__Directions__:
Those lines of the records that contain "JSON" are to be located and copied.
##############################
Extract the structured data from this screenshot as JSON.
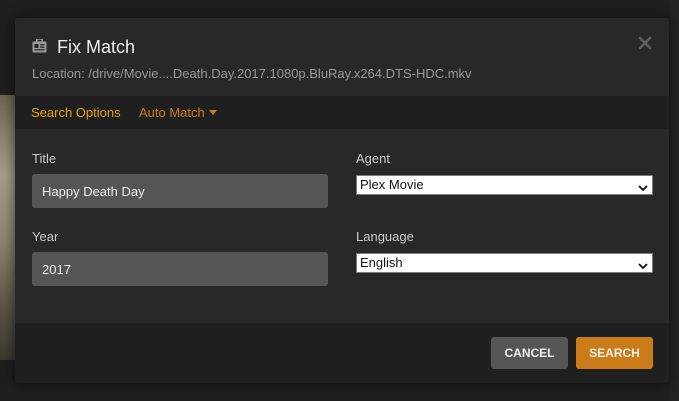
{
  "modal": {
    "title": "Fix Match",
    "location": "Location: /drive/Movie....Death.Day.2017.1080p.BluRay.x264.DTS-HDC.mkv",
    "title_icon": "match-card-icon",
    "close_icon": "close-icon"
  },
  "options_bar": {
    "search_options_label": "Search Options",
    "auto_match_label": "Auto Match"
  },
  "form": {
    "title_label": "Title",
    "title_value": "Happy Death Day",
    "year_label": "Year",
    "year_value": "2017",
    "agent_label": "Agent",
    "agent_value": "Plex Movie",
    "language_label": "Language",
    "language_value": "English"
  },
  "footer": {
    "cancel_label": "CANCEL",
    "search_label": "SEARCH"
  },
  "colors": {
    "accent": "#cc7b19",
    "accent_text": "#e5a00d",
    "modal_bg": "#282828",
    "bar_bg": "#1f1f1f",
    "input_bg": "#555555"
  }
}
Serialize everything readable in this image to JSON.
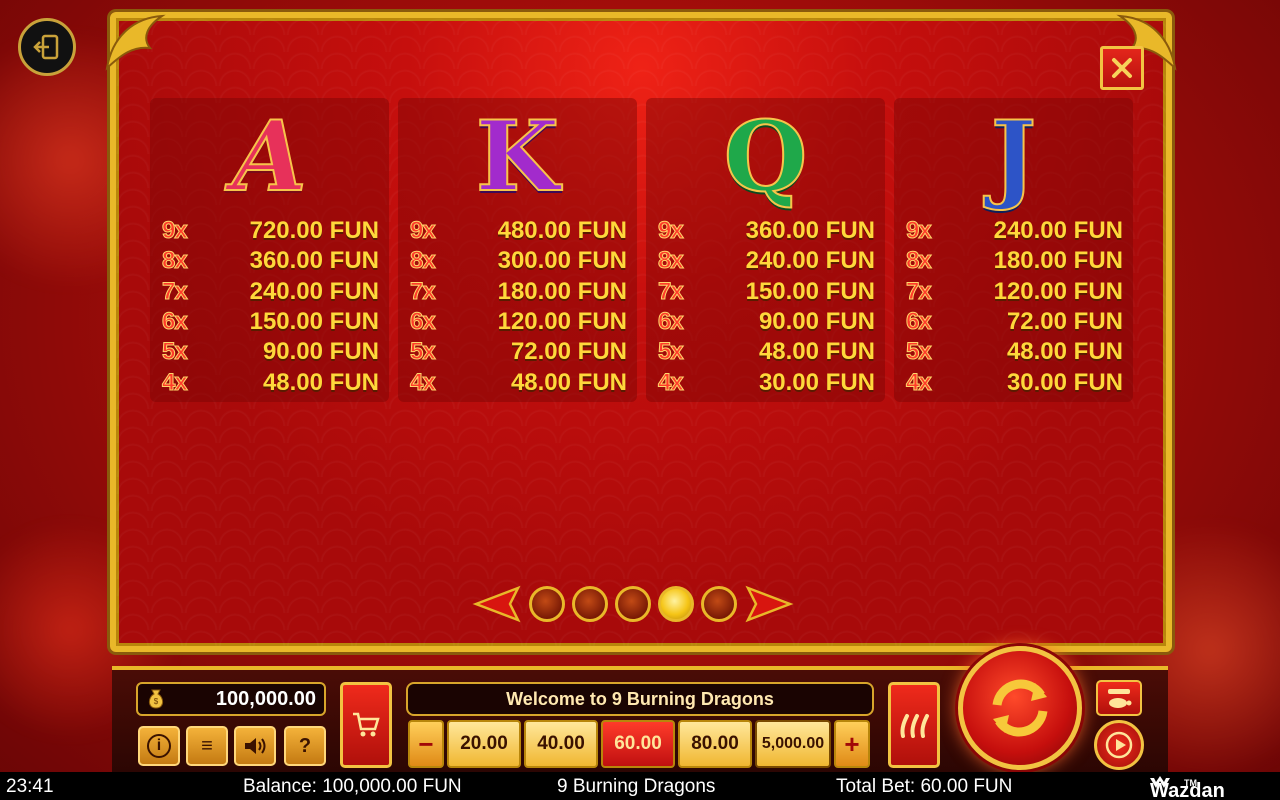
{
  "game": {
    "welcome_message": "Welcome to 9 Burning Dragons"
  },
  "paytable": {
    "cards": [
      {
        "symbol": "A",
        "rows": [
          {
            "count": "9x",
            "value": "720.00 FUN"
          },
          {
            "count": "8x",
            "value": "360.00 FUN"
          },
          {
            "count": "7x",
            "value": "240.00 FUN"
          },
          {
            "count": "6x",
            "value": "150.00 FUN"
          },
          {
            "count": "5x",
            "value": "90.00 FUN"
          },
          {
            "count": "4x",
            "value": "48.00 FUN"
          }
        ]
      },
      {
        "symbol": "K",
        "rows": [
          {
            "count": "9x",
            "value": "480.00 FUN"
          },
          {
            "count": "8x",
            "value": "300.00 FUN"
          },
          {
            "count": "7x",
            "value": "180.00 FUN"
          },
          {
            "count": "6x",
            "value": "120.00 FUN"
          },
          {
            "count": "5x",
            "value": "72.00 FUN"
          },
          {
            "count": "4x",
            "value": "48.00 FUN"
          }
        ]
      },
      {
        "symbol": "Q",
        "rows": [
          {
            "count": "9x",
            "value": "360.00 FUN"
          },
          {
            "count": "8x",
            "value": "240.00 FUN"
          },
          {
            "count": "7x",
            "value": "150.00 FUN"
          },
          {
            "count": "6x",
            "value": "90.00 FUN"
          },
          {
            "count": "5x",
            "value": "48.00 FUN"
          },
          {
            "count": "4x",
            "value": "30.00 FUN"
          }
        ]
      },
      {
        "symbol": "J",
        "rows": [
          {
            "count": "9x",
            "value": "240.00 FUN"
          },
          {
            "count": "8x",
            "value": "180.00 FUN"
          },
          {
            "count": "7x",
            "value": "120.00 FUN"
          },
          {
            "count": "6x",
            "value": "72.00 FUN"
          },
          {
            "count": "5x",
            "value": "48.00 FUN"
          },
          {
            "count": "4x",
            "value": "30.00 FUN"
          }
        ]
      }
    ],
    "pagination": {
      "total_pages": 5,
      "current_page": 4
    }
  },
  "panel": {
    "balance_display": "100,000.00",
    "small_buttons": [
      {
        "label": "i",
        "icon": "info-icon"
      },
      {
        "label": "≡",
        "icon": "menu-icon"
      },
      {
        "label": "🔊",
        "icon": "sound-icon"
      },
      {
        "label": "?",
        "icon": "help-icon"
      }
    ],
    "bet_minus": "−",
    "bet_plus": "+",
    "bet_options": [
      "20.00",
      "40.00",
      "60.00",
      "80.00"
    ],
    "selected_bet": "60.00",
    "max_bet": "5,000.00"
  },
  "status_bar": {
    "time": "23:41",
    "balance": "Balance: 100,000.00 FUN",
    "game_title": "9 Burning Dragons",
    "total_bet": "Total Bet: 60.00 FUN",
    "brand": "Wazdan",
    "brand_tm": "TM"
  },
  "colors": {
    "frame_gold": "#e9b829",
    "background_red": "#c60f0d",
    "pay_value_yellow": "#ffd83b",
    "pay_count_red": "#ff3b2a"
  }
}
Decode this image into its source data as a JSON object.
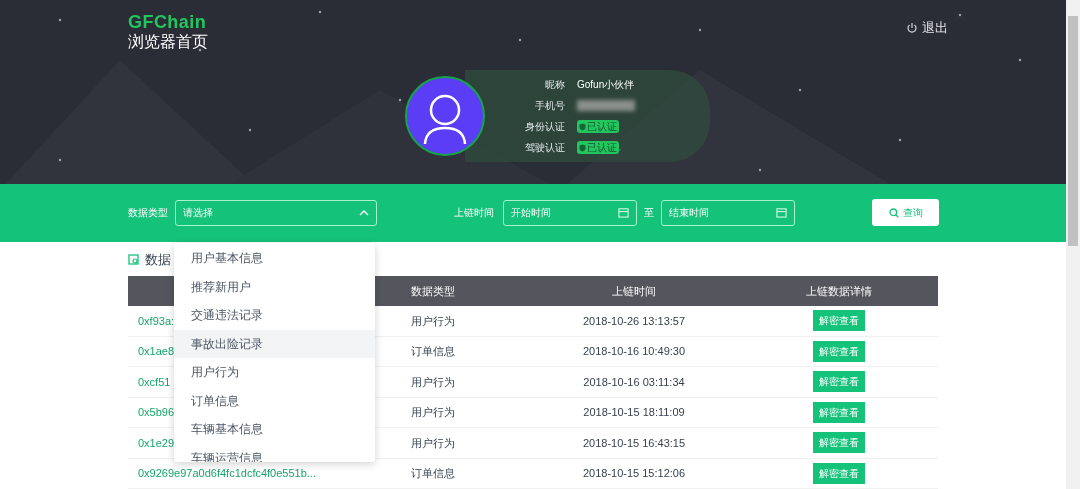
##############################
__Solution for this exercise__:
Extract the structured data from this screenshot as JSON.
Serialize everything readable in this image to JSON.
Decode this image into its source data as a JSON object.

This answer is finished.